Docker can be very helpful when creating virtual environments because containers are spawned way faster than virtual machines and additionaly you don’t have the virtual machine overhead.
Vagrant has the notion of base boxes. Base boxes are OS images with bare minimum packages installed. Vagrant can use these to run any supplied provisioner such as Puppet, Chef, SaltStack etc. to create the desired virtual environment. However, Vagrant has some requirements in order to be able communicate and run commands in the virtual machines, such as properly configured ssh and sudo access.
If we have our Puppet/Chef/whatever code already in place and want to switch from, let’s say VirtualBox, to docker, we need a docker image which supports these Vagrant requirements. We can use a Dockerfile to define the Vagrant requirements and then build our image. We will create a Vagrant-ready docker image starting off the debian base image.
First, we need to create a file named
Dockerfile. A Dockerfile is a text file which describes all
the instructions/commands that docker needs to run in order to build a docker image.
For starters we add the following lines:
The first line defines which debian base image we are going to use to build ours.
We will be using the image tagged as
7.8. The maintainer line is informative
showing the author of the generated images.
Next we are going to create the
vagrant user and set the password to “vagrant”:
Also, setting the root password to “vagrant” is considered a good practice if we are going to distribute our image/Dockerfile, so let’s do that too:
Next we need to configure proper ssh access for the vagrant user. First we add the vagrant public
key to the authorized_keys file and then apply the approrpiate permissions.
ADD instruction will retrieve the
vagrant.pub key from github and add it in the
file of the vagrant user.
Next we are going to install the minimum required packages. This is a good time to also install puppet if you are going to use it to provision the container. Feel free to ignore it if you don’t need it or install chef or whatever tool you need. We also run apt-get clean to free some space from the resulting image.
The vagrant user should have root access to the system. We are going
to take advantage of the
sudoers.d folder. Sudo parses files in the /etc/sudoers.d
folder so that we don’t have to edit /etc/sudoers directly. The format for the files in the
sudoers.d folder is the same as for /etc/sudoers.
Create a folder next to the docker file named
sudoers.d and place the file
with the following contents:
Then we use the
ADD instruction to add it to the system and also ensure it has the proper permissions.

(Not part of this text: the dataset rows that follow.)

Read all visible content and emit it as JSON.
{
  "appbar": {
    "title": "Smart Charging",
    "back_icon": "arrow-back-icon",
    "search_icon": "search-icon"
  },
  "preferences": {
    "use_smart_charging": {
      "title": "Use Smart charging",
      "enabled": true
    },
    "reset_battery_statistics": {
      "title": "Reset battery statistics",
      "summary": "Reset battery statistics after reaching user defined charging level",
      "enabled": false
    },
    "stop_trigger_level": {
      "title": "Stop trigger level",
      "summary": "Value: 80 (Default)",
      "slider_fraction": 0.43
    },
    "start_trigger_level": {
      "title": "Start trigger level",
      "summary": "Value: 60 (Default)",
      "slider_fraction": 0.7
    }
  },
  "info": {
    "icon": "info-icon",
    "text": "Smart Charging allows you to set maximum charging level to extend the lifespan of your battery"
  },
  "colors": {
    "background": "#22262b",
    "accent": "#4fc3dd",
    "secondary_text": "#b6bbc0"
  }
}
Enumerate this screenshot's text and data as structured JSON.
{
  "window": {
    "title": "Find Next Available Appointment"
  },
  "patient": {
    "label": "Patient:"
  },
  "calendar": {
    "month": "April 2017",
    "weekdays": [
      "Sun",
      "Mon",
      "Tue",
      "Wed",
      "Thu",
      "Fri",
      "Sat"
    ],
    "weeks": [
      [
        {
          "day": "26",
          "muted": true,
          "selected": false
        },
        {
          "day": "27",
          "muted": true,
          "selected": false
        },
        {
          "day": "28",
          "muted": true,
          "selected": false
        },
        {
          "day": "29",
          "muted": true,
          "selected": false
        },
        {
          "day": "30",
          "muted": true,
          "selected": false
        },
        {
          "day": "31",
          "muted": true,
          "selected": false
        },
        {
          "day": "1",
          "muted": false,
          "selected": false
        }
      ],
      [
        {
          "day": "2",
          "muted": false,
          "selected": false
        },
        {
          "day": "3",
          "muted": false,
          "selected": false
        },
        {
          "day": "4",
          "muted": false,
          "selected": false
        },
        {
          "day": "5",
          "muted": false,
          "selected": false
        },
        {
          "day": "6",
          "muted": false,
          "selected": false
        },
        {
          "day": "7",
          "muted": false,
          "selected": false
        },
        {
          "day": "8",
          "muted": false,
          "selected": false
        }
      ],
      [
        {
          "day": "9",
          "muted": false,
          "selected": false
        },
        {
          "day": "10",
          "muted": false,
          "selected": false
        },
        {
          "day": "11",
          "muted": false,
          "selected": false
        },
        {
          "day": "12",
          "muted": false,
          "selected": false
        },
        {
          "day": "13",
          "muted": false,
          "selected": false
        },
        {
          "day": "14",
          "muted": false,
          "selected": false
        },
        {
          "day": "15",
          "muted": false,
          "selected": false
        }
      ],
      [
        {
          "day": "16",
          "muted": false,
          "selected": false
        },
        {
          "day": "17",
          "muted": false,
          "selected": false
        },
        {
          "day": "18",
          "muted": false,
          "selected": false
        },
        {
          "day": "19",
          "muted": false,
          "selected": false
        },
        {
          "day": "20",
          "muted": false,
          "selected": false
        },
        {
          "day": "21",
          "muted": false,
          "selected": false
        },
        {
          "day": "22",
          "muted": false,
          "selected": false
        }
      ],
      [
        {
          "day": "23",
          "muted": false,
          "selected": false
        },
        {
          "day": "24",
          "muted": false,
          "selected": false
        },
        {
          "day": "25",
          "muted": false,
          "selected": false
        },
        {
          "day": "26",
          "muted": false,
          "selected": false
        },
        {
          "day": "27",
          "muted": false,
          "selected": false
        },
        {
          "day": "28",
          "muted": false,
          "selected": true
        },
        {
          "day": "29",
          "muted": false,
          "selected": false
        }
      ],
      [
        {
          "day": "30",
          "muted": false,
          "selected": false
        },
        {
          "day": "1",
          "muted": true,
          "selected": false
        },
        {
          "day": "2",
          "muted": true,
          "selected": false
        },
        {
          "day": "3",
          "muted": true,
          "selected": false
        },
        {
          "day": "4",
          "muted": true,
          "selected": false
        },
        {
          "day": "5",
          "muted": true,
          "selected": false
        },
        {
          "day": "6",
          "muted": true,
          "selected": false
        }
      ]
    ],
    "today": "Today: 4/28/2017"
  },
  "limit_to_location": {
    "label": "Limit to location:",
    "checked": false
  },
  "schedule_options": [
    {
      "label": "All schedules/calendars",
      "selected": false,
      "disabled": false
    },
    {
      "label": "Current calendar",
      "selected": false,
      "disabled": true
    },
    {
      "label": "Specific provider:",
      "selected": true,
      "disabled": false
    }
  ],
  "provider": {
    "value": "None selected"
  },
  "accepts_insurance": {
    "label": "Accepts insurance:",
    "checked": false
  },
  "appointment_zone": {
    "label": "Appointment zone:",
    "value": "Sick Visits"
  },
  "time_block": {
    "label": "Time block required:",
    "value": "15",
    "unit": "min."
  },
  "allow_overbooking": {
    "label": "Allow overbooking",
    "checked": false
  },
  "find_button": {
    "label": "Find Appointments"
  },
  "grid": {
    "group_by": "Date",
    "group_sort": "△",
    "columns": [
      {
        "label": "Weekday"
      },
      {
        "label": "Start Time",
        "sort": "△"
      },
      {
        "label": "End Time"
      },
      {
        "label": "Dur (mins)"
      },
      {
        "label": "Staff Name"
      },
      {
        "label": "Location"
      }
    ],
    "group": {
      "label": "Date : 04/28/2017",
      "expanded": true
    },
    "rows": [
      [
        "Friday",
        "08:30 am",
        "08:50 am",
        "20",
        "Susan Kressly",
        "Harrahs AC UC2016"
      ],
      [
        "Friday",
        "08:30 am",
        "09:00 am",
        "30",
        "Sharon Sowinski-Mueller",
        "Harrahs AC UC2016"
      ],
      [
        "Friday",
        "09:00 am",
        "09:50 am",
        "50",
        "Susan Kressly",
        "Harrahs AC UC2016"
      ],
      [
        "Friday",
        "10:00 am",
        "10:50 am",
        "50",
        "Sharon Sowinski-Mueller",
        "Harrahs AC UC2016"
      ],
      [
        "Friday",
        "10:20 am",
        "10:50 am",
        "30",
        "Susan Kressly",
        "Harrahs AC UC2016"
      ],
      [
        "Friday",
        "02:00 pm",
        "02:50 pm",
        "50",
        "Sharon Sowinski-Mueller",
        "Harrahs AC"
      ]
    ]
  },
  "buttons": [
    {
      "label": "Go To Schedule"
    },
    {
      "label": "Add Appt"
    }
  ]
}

Finally we need to have the ssh server running in order for Vagrant to ssh into the mahine. First we create
the /var/run/sshd folder because we are going to skip running the ssh server init script and run it
CMD instruction. Also we expose the port 22 using the
Building the docker image is pretty straightforward, running:
will create the image with name
vagrant-debian. In order to spawn a docker container from that
image we run the
docker run command. We can see that the default action of this container
is to run an ssh server.
However the whole point is to run this through Vagrant. First stop the running container using the container id or the container name:
Then let’s create a
Vagrantfile with the following contents:
vagrant up --provider=docker.
Now we can ssh in the running container through Vagrant using
vagrant ssh. We can use this
base image to create other images that work with Vagrant (use the image name in the
instruction). Or we can use this image together with Vagrant + puppet, or any other configuration
management tool using the
--provision-with flag. If we just wanted to run a specific service/application we might be better off
putting the service installation/setup in the Dockerfile in the first place and skip the provisioning part.
However, this setup is super helpful if we already have a working puppet configuration and use Vagrant with
VirtualBox et. al. You can find my Vagrant-ready debian images in my dockerhub repo
and the Dockerfiles in my github repo.